As I played this over in my head, I have to tell you, I wondered could this really be classified as a phobia? The reason I say this is because a really 'good phobia' or a 'successful phobia' is usually achieved in what is called a one time learning. That is, you learn the phobia in an instant, on one occasion and from there on in always respond with almost paralysing fear, with accompanying increased heart rate, breathing, dizziness and your hair standing on end - and you never forget to do it, in fact, even thinking about it evokes the same response...every time. Just think of someone you know with a fear of spiders. If there is a spider in the loo they can't and won't go in there, no matter how great their need, until some else removes the spider and even then, they will still have the other person check it is now a spider free zone.

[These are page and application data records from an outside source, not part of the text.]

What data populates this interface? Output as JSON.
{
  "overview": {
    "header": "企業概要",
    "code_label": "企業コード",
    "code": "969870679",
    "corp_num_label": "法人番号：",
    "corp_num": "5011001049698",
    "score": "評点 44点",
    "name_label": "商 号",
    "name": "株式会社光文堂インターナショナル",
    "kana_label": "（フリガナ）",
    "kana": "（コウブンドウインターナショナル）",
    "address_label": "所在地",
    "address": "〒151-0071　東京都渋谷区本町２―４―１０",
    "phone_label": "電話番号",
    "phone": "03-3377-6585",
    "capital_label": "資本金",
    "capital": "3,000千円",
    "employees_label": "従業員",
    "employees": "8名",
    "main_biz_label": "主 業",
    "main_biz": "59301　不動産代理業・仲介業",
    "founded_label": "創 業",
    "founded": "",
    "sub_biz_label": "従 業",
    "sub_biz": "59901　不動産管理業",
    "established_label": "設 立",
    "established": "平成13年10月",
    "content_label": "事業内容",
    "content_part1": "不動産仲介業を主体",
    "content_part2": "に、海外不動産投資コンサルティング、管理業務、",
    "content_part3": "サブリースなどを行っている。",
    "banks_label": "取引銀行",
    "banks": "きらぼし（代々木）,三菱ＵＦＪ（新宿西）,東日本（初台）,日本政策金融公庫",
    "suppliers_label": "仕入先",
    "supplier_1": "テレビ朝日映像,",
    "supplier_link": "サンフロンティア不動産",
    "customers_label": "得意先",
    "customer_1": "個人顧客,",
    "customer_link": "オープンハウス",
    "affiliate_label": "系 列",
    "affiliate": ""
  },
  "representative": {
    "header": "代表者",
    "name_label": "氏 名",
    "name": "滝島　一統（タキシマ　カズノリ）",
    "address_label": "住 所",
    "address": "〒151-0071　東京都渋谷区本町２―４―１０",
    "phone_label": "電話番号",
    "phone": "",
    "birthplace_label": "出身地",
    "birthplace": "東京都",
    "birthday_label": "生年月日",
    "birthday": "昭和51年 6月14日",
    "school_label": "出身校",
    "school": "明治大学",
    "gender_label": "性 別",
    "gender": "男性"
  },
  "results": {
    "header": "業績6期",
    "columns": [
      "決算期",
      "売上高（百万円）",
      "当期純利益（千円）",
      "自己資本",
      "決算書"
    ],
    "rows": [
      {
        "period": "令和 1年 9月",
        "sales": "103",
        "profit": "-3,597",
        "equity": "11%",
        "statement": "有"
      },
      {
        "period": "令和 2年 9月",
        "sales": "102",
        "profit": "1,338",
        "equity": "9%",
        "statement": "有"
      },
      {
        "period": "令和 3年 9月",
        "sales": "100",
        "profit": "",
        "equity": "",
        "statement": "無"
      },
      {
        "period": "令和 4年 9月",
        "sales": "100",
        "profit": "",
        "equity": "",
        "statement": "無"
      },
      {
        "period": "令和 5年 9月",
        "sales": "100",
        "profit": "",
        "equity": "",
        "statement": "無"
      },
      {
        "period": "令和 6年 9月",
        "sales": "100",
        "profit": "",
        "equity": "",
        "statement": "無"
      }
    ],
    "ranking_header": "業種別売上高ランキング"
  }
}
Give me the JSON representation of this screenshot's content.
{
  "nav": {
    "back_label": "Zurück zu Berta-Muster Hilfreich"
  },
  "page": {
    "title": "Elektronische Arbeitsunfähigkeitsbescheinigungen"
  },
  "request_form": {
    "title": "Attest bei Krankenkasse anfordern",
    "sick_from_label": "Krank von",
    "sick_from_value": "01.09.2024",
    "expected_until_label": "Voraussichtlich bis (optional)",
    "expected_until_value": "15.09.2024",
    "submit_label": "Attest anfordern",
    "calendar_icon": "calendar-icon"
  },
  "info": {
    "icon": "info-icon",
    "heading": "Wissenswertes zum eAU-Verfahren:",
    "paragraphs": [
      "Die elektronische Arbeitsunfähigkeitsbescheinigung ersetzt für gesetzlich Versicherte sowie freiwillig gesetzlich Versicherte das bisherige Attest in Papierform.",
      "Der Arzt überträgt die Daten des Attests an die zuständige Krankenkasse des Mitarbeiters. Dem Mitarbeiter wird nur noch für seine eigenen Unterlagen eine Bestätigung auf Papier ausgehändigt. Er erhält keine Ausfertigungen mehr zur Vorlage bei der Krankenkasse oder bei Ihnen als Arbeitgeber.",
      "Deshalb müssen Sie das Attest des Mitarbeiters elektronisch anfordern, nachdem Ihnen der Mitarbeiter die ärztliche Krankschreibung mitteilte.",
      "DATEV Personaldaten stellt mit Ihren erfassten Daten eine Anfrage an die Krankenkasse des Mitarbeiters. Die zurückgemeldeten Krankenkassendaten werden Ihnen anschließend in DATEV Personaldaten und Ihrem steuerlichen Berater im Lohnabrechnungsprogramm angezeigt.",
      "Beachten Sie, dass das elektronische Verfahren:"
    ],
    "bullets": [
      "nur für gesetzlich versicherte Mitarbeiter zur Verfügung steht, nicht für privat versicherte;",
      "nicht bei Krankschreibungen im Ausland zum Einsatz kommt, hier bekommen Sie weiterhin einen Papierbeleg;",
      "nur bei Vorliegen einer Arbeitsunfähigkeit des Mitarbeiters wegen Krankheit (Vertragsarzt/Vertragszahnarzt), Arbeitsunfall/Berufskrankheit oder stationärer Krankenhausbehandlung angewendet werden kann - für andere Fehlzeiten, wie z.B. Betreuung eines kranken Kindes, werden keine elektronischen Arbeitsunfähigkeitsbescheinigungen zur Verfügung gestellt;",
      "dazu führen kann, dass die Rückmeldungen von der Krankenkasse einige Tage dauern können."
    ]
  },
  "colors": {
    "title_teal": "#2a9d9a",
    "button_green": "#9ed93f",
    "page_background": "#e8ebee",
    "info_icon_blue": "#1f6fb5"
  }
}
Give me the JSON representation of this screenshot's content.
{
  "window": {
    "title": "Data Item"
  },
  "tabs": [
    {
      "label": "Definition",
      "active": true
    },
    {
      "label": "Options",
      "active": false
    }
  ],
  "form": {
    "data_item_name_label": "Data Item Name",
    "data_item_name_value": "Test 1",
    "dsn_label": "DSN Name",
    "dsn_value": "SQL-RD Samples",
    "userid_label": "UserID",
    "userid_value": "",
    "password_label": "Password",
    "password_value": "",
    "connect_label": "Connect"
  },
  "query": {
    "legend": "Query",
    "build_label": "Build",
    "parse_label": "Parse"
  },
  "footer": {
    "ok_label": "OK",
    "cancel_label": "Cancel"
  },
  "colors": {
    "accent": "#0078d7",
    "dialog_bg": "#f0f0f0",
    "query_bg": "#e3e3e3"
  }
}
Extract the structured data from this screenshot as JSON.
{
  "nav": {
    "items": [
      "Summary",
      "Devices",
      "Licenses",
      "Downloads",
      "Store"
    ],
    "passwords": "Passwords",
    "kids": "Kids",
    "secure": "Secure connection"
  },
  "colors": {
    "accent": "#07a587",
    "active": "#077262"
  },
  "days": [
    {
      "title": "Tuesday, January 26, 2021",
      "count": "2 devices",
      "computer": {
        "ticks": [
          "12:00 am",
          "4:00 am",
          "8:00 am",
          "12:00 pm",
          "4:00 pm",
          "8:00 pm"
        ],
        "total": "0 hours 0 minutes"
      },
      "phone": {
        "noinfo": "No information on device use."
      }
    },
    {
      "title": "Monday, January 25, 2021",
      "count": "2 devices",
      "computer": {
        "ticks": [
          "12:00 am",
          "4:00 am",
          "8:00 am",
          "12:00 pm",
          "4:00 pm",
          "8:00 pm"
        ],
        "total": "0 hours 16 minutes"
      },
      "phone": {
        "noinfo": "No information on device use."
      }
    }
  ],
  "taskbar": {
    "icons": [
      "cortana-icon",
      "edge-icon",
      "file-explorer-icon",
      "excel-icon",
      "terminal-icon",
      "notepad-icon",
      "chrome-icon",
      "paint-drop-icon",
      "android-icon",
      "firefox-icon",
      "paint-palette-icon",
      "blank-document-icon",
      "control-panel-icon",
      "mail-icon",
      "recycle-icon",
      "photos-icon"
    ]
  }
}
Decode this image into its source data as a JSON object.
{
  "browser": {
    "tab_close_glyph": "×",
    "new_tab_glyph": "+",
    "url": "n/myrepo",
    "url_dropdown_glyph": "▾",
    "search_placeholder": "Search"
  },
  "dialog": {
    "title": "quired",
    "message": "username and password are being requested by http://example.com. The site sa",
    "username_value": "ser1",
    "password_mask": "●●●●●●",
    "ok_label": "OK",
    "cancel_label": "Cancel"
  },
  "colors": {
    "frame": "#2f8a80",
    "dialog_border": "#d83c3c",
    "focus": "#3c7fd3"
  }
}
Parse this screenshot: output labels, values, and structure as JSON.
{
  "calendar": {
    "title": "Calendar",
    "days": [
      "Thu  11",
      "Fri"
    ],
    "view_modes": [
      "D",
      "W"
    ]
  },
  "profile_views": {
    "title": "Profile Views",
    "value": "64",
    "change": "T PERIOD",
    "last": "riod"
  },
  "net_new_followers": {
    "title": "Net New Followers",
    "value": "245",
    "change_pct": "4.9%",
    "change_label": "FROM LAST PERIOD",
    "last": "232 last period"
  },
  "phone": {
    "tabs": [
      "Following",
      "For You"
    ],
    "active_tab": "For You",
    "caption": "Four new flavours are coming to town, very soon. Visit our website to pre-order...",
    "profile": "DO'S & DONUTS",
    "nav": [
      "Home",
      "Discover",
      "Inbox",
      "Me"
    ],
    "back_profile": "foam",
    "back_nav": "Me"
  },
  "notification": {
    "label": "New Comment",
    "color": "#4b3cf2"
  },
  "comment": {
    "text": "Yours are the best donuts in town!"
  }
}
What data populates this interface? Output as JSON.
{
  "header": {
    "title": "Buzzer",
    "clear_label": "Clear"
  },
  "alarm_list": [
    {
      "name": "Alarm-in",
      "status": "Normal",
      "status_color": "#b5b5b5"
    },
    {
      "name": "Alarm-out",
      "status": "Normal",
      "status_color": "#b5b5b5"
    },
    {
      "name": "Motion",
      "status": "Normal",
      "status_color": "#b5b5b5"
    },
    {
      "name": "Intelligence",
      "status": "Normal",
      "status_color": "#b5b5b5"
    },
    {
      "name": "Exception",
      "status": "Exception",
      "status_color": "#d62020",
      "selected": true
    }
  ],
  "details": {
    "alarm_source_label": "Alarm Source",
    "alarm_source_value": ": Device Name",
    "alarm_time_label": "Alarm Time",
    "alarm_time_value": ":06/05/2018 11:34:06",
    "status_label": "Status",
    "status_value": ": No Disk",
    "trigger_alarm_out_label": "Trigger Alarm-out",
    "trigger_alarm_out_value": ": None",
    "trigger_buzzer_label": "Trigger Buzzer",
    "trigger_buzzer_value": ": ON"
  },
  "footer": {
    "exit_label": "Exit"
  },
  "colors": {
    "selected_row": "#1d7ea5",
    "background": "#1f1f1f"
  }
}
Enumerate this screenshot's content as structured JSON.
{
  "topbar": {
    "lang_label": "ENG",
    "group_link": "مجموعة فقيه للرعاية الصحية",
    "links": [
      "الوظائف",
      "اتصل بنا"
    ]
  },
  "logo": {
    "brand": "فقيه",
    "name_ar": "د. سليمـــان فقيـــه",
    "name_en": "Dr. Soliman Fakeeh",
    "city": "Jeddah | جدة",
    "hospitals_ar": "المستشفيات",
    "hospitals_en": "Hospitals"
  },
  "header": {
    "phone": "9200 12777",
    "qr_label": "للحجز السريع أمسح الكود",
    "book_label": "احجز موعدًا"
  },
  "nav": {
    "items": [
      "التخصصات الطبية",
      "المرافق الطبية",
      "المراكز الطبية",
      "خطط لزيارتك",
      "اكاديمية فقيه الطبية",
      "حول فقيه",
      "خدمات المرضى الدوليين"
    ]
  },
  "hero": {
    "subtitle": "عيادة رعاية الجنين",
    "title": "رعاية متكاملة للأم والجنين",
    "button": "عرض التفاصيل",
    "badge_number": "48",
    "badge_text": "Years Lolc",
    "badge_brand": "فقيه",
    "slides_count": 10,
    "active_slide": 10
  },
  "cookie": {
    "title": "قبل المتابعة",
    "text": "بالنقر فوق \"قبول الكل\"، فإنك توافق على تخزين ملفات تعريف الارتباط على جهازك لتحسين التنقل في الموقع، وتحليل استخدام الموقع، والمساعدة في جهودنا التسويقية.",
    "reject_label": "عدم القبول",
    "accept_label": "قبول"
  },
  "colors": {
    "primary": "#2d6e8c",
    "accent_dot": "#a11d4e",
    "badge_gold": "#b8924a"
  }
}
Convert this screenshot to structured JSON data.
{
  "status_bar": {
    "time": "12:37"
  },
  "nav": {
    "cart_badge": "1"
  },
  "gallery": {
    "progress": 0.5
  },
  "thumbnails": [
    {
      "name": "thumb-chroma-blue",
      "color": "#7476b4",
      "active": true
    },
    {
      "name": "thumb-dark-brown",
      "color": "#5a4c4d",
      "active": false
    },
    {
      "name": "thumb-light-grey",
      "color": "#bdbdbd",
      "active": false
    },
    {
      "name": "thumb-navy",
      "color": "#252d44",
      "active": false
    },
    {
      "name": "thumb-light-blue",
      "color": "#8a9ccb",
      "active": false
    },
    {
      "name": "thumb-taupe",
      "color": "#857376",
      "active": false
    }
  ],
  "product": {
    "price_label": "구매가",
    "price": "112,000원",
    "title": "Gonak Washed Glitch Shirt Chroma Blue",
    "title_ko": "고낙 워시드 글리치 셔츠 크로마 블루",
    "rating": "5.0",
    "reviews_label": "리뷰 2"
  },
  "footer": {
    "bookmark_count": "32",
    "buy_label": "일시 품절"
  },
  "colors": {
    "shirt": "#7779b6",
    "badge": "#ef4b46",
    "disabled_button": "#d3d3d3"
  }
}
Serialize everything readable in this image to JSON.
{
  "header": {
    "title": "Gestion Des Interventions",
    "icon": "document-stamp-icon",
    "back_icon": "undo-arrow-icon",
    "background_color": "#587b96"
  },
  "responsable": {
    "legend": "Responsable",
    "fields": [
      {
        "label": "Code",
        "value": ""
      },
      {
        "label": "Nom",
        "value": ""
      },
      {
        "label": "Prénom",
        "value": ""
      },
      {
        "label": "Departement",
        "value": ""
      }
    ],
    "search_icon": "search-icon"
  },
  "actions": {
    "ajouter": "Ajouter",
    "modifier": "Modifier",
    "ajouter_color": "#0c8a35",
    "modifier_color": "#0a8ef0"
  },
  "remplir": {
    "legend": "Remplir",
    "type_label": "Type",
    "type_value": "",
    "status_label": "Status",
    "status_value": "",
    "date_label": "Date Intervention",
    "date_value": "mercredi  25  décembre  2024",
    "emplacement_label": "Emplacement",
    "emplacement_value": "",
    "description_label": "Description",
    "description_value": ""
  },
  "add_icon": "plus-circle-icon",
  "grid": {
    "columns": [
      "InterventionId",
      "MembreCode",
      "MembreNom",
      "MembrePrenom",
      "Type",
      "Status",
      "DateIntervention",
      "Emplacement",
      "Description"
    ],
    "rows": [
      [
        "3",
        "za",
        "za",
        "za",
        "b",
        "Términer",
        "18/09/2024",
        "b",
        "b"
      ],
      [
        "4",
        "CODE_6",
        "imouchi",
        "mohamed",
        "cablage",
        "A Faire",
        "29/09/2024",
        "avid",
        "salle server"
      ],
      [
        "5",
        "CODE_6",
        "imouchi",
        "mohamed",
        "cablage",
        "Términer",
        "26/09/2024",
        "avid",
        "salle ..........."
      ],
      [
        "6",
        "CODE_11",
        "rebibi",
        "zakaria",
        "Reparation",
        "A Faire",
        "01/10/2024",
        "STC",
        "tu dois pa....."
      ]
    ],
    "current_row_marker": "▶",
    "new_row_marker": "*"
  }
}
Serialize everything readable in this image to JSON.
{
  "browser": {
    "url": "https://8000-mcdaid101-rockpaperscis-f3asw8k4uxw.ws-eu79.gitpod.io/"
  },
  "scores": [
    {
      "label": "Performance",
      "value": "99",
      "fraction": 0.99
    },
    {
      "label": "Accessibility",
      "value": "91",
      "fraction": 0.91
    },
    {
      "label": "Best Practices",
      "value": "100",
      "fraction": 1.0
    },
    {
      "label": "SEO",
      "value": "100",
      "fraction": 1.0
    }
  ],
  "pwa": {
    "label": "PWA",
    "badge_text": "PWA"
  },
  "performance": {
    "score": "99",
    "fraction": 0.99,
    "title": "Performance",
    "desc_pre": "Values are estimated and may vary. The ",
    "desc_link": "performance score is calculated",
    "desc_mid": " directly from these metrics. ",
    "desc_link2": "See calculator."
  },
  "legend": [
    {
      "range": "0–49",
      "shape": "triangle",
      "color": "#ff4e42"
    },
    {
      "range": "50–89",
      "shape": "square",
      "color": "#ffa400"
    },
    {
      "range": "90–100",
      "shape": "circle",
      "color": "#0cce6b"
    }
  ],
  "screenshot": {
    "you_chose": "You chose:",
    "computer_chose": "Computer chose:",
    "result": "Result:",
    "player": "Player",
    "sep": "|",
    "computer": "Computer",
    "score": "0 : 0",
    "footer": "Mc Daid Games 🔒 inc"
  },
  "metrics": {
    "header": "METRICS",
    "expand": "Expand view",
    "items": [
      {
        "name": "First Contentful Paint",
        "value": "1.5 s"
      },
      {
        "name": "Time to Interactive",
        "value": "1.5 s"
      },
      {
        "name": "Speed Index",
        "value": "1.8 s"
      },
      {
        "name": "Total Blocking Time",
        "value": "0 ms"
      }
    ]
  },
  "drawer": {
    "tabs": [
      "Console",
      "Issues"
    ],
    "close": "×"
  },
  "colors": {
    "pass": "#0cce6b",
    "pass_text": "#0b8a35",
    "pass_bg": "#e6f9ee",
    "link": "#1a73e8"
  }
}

Now it seems to me that some people may over time develop anxiety over losing their phone or even being temporarialy seperated from it and all that it carries around in it these days; contacts, phone numbers, email addresses, notes from meetings, reminders, social life etc. etc. Although it is extremely easy to back it up theses days, I wonder how many of you do that regularly?
So as I researched the phenomenon I found that it seemed to be a two-part structure. On the one hand an addiction to the social contact represented by the phone and on the other hand a fear of having the connectivity severed even for a very short period of time. So I would be inclined to see it more as a form of addiction or compulsive behaviour. But that is just me, I wonder how you experience it?
That said I find it rather unhelpful to use these types of labels (phobia, addiction, compulsion) because it tends to presuppose that the person involved has little or no 'free will' or choice in the matter and I'm all for choice, because once any individual has choice then they are in charge of their world, their responses and their life.
So below is a very informal little bit of research to shed a bit of light on the Irish situation, (most of the information out there is from the US or UK), I could have added lots more questions but decided enough is enough. You can choose as many answers as apply to you. Enjoy :-)